The long-feared knock at the door finally came at around 10pm. Outside the Nazi Gestapo, together with a dozen SS soldiers, barked and cheered knowing that they had got their man.
Hilarius “Lari” Gilges was dragged out of his flat in the Altstadt district of Dusseldorf, Germany, and taken to jail where the Nazis tortured and killed him. It was June 1933 and Gilges was just 24 years old.
Little is known about Gilges’s early life. But we do know he was born on 4 March 1909 in Dusseldorf, that his mother was a white textile worker and that his father was black.
Gilges’s experiences as a mixed race person in a society that knew little of black people would doubtless have been both confusing and at times dangerous.
But, though few in number, German-born black people did exist. Some were the result of relationships between white women and men who had travelled to Germany from its few African colonies.
Others were the offspring of black French police who patrolled areas of Germany’s borderlands controlled by France after the First World War. While not the primary targets of German racism, black people were often described as “Rhineland bastards”.
A popular picture postcard from the time mocks them under the slogan, “Brutality, Bestiality, Equality”—a twisted echo of the French slogan “Liberty, Equality, Fraternity”.
Gilges joined the Young Communist League of Germany as a teenager in 1926. His first arrest came after a fight with the police and a gang of racists, and as a result he served a year in prison.
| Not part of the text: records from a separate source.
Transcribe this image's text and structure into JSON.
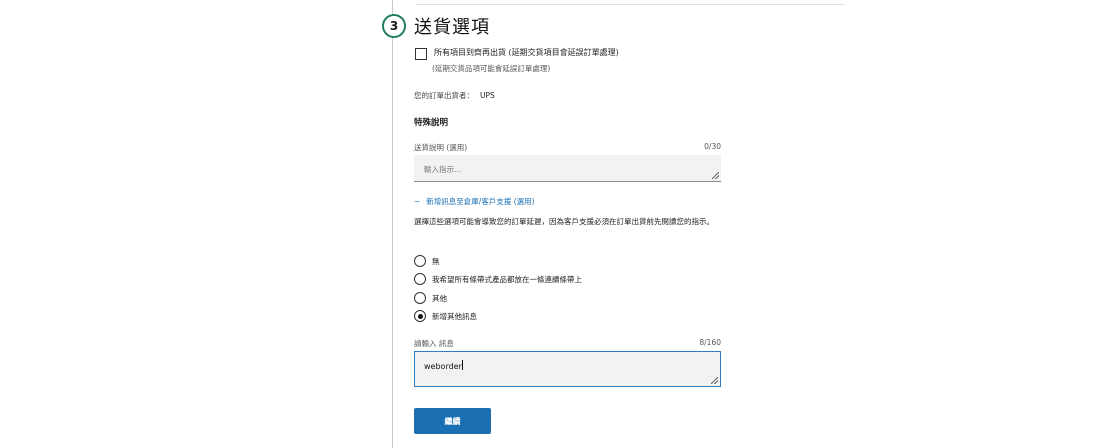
{
  "section": {
    "step_number": "3",
    "title": "送貨選項"
  },
  "ship_all": {
    "label": "所有項目到齊再出貨 (延期交貨項目會延誤訂單處理)",
    "sublabel": "(延期交貨品項可能會延誤訂單處理)",
    "checked": false
  },
  "shipper": {
    "label": "您的訂單出貨者：",
    "value": "UPS"
  },
  "special_instructions": {
    "heading": "特殊說明",
    "delivery_label": "送貨說明 (選用)",
    "delivery_counter": "0/30",
    "delivery_placeholder": "輸入指示...",
    "add_message_link": "新增訊息至倉庫/客戶支援 (選用)",
    "add_message_prefix": "−",
    "warning": "選擇這些選項可能會導致您的訂單延遲，因為客戶支援必須在訂單出貨前先閱讀您的指示。",
    "options": [
      {
        "label": "無",
        "selected": false
      },
      {
        "label": "我希望所有條帶式產品都放在一條連續條帶上",
        "selected": false
      },
      {
        "label": "其他",
        "selected": false
      },
      {
        "label": "新增其他訊息",
        "selected": true
      }
    ],
    "message_label": "請輸入 訊息",
    "message_counter": "8/160",
    "message_value": "weborder"
  },
  "actions": {
    "continue_label": "繼續"
  },
  "colors": {
    "accent": "#1a6fb3",
    "step_ring": "#1f7a62",
    "focus_border": "#2e7ec8"
  }
}
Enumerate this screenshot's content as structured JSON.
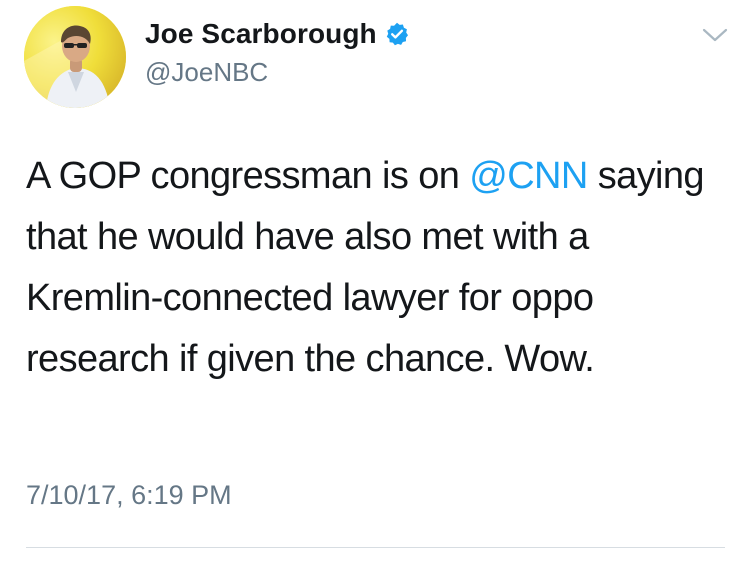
{
  "tweet": {
    "author": {
      "display_name": "Joe Scarborough",
      "handle": "@JoeNBC",
      "verified": true,
      "verified_icon": "verified-badge-icon"
    },
    "text": {
      "part1": "A GOP congressman is on ",
      "mention": "@CNN",
      "part2": " saying that he would have also met with a Kremlin-connected lawyer for oppo research if given the chance. Wow."
    },
    "timestamp": "7/10/17, 6:19 PM",
    "menu_icon": "chevron-down-icon"
  },
  "colors": {
    "text": "#14171a",
    "secondary": "#657786",
    "link": "#1da1f2",
    "verified": "#1da1f2",
    "divider": "#d7dde2"
  }
}
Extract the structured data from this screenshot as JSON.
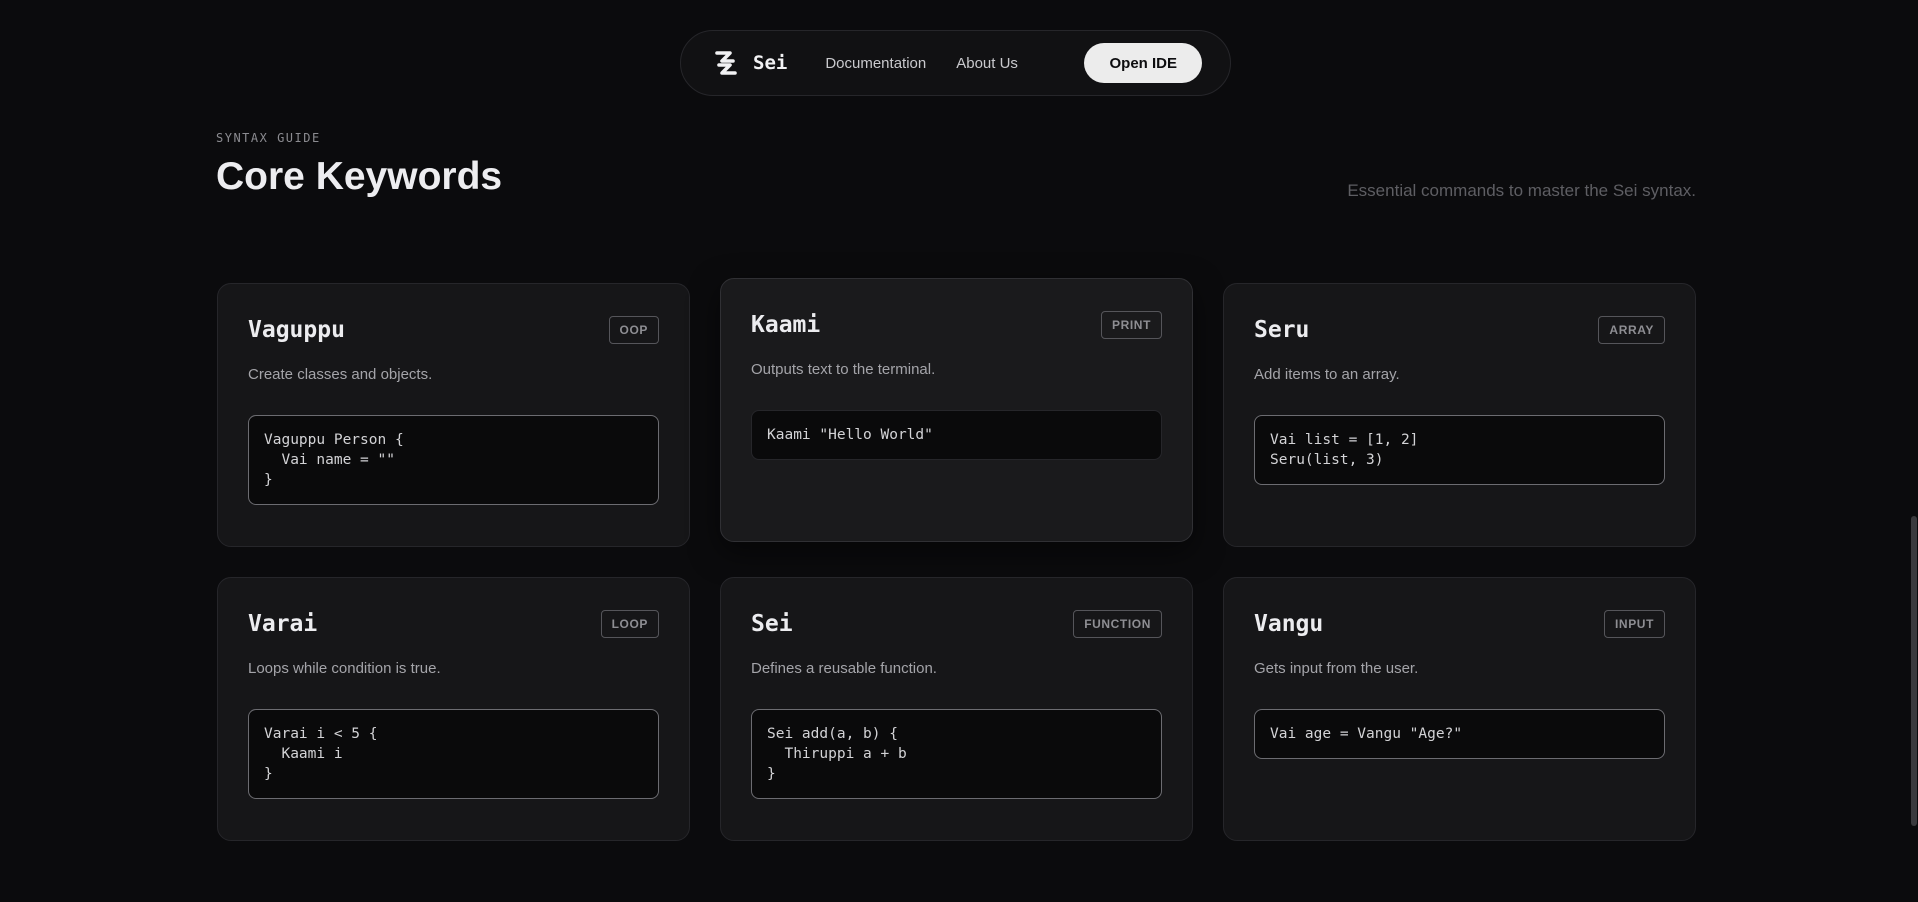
{
  "nav": {
    "brand": "Sei",
    "links": [
      "Documentation",
      "About Us"
    ],
    "cta": "Open IDE"
  },
  "header": {
    "eyebrow": "SYNTAX GUIDE",
    "title": "Core Keywords",
    "subtitle": "Essential commands to master the Sei syntax."
  },
  "cards": [
    {
      "title": "Vaguppu",
      "badge": "OOP",
      "desc": "Create classes and objects.",
      "code": "Vaguppu Person {\n  Vai name = \"\"\n}"
    },
    {
      "title": "Kaami",
      "badge": "PRINT",
      "desc": "Outputs text to the terminal.",
      "code": "Kaami \"Hello World\""
    },
    {
      "title": "Seru",
      "badge": "ARRAY",
      "desc": "Add items to an array.",
      "code": "Vai list = [1, 2]\nSeru(list, 3)"
    },
    {
      "title": "Varai",
      "badge": "LOOP",
      "desc": "Loops while condition is true.",
      "code": "Varai i < 5 {\n  Kaami i\n}"
    },
    {
      "title": "Sei",
      "badge": "FUNCTION",
      "desc": "Defines a reusable function.",
      "code": "Sei add(a, b) {\n  Thiruppi a + b\n}"
    },
    {
      "title": "Vangu",
      "badge": "INPUT",
      "desc": "Gets input from the user.",
      "code": "Vai age = Vangu \"Age?\""
    }
  ],
  "colors": {
    "background": "#0b0b0d",
    "card": "#161618",
    "cta_bg": "#ececec"
  }
}
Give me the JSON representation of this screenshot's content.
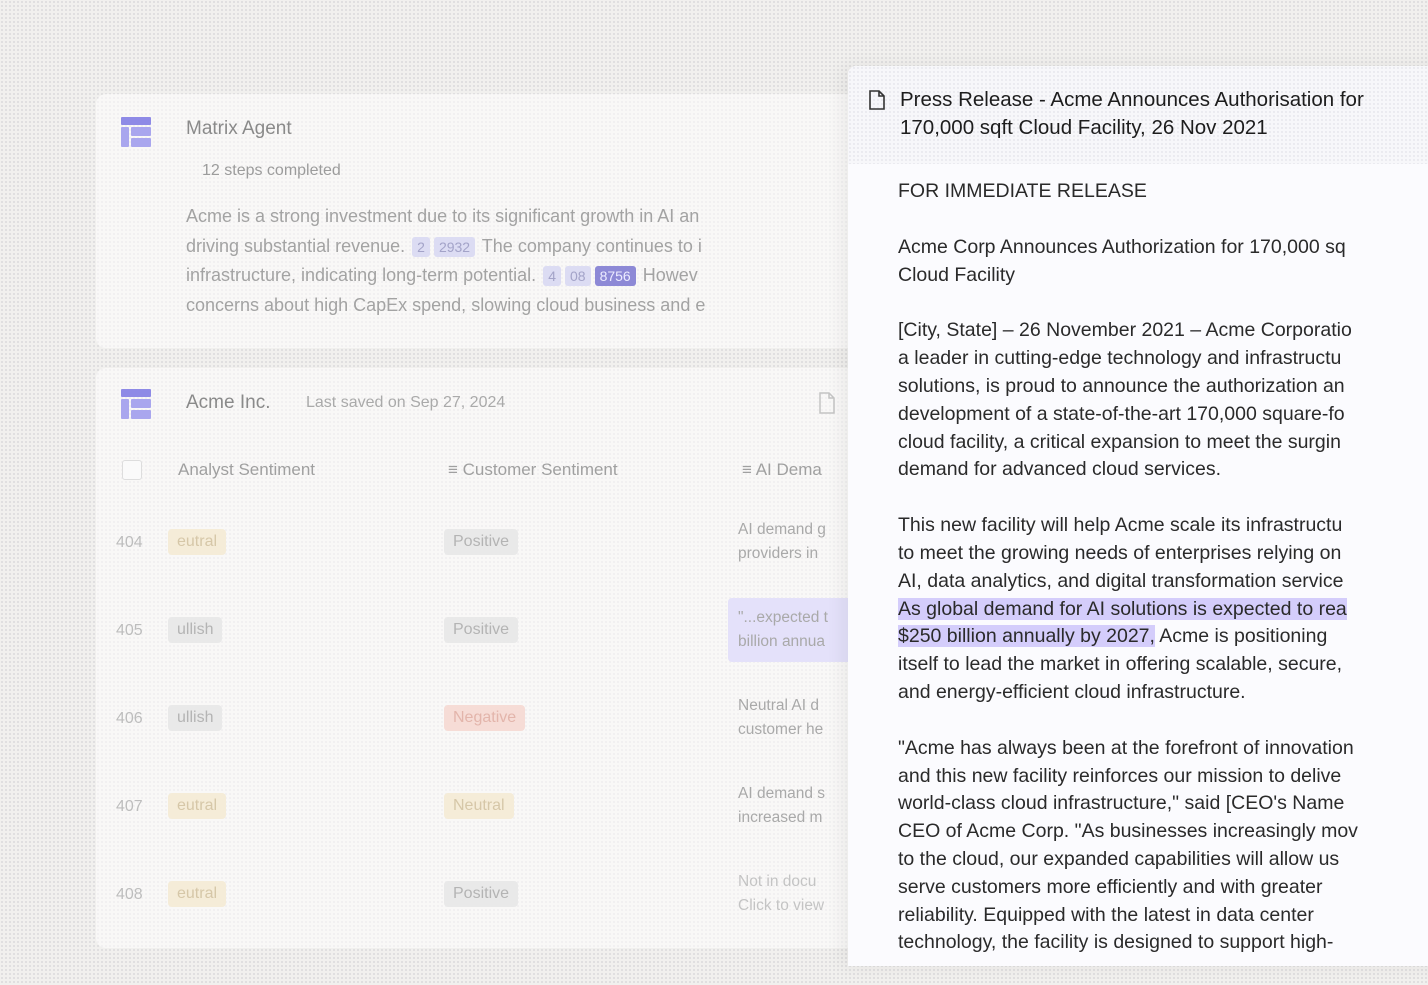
{
  "agent_card": {
    "title": "Matrix Agent",
    "steps": "12 steps completed",
    "line1": "Acme is a strong investment due to its significant growth in AI an",
    "line2_a": "driving substantial revenue.",
    "line2_cite1": "2",
    "line2_cite2": "2932",
    "line2_b": "The company continues to i",
    "line3_a": "infrastructure, indicating long-term potential.",
    "line3_cite1": "4",
    "line3_cite2": "08",
    "line3_cite3": "8756",
    "line3_b": "Howev",
    "line4": "concerns about high CapEx spend, slowing cloud business and e"
  },
  "table_card": {
    "title": "Acme Inc.",
    "saved": "Last saved on Sep 27, 2024",
    "columns": [
      "Analyst Sentiment",
      "Customer Sentiment",
      "AI Dema"
    ],
    "rows": [
      {
        "num": "404",
        "analyst": "eutral",
        "customer": "Positive",
        "ai": [
          "AI demand g",
          "providers in"
        ]
      },
      {
        "num": "405",
        "analyst": "ullish",
        "customer": "Positive",
        "ai": [
          "\"...expected t",
          "billion annua"
        ]
      },
      {
        "num": "406",
        "analyst": "ullish",
        "customer": "Negative",
        "ai": [
          "Neutral AI d",
          "customer he"
        ]
      },
      {
        "num": "407",
        "analyst": "eutral",
        "customer": "Neutral",
        "ai": [
          "AI demand s",
          "increased m"
        ]
      },
      {
        "num": "408",
        "analyst": "eutral",
        "customer": "Positive",
        "ai": [
          "Not in docu",
          "Click to view"
        ]
      }
    ]
  },
  "document": {
    "title": "Press Release - Acme Announces Authorisation for\n170,000 sqft Cloud Facility, 26 Nov 2021",
    "p1": "FOR IMMEDIATE RELEASE",
    "p2": "Acme Corp Announces Authorization for 170,000 sq\nCloud Facility",
    "p3": "[City, State] – 26 November 2021 – Acme Corporatio\na leader in cutting-edge technology and infrastructu\nsolutions, is proud to announce the authorization an\ndevelopment of a state-of-the-art 170,000 square-fo\ncloud facility, a critical expansion to meet the surgin\ndemand for advanced cloud services.",
    "p4_a": "This new facility will help Acme scale its infrastructu\nto meet the growing needs of enterprises relying on\nAI, data analytics, and digital transformation service\n",
    "p4_highlight": "As global demand for AI solutions is expected to rea\n$250 billion annually by 2027,",
    "p4_b": " Acme is positioning\nitself to lead the market in offering scalable, secure,\nand energy-efficient cloud infrastructure.",
    "p5": "\"Acme has always been at the forefront of innovation\nand this new facility reinforces our mission to delive\nworld-class cloud infrastructure,\" said [CEO's Name\nCEO of Acme Corp. \"As businesses increasingly mov\nto the cloud, our expanded capabilities will allow us\nserve customers more efficiently and with greater\nreliability. Equipped with the latest in data center\ntechnology, the facility is designed to support high-"
  },
  "colors": {
    "accent": "#6b63e8",
    "highlight": "#d4cdfb",
    "grid_icon": "#8e8ae6"
  }
}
On his release, rather than disappear, he chose to continue his agitation.
In addition to being a labour organiser, Gilges was a tap dancer and actor, helping to found a Communist theatrical group called the Nordwest Ran in 1930.
They sought to take arguments about socialism and revolution around the area using a mobile stage.
Together with comrades, Gilges organised demonstrations against the rising Nazi party. According to his family, the growing threat of the right spurred him on.
During the 1932 elections he travelled through nearly every town and city in the region trying to mobilise workers against the danger of Adolf Hitler.
But when the Nazis came to power in January 1933, Gilges was forced to take his propaganda work underground.
Nazi squads toured the working class areas of Dusseldorf hunting down the Communists who had long had a base there.
Although Gilges could feel their net closing in on him, he refused to go into hiding.
He knew that if he tried to escape, his skin colour would give him away—and that his young family would be targeted.
Gilges’s daughter Franziska recalls the night he was finally captured. “My father was grabbed in front of my eyes,” she said.
“Twelve big SS officers dragged him out of the house. The next time I saw him was here [the river Rhine in Dusseldorf], floating under the bridge.
“He’d been stabbed 37 times and shot through the head.”
The Nazis hoped that by killing him they would strike a blow for their anti-Communist and racial purity plans.
But in the years after the Second World War Gilges was remembered by his city, which named a square after him.
Maria Wacher, who ran the Nordwest Ram with him, remembered him simply, saying, “He was a fighter.”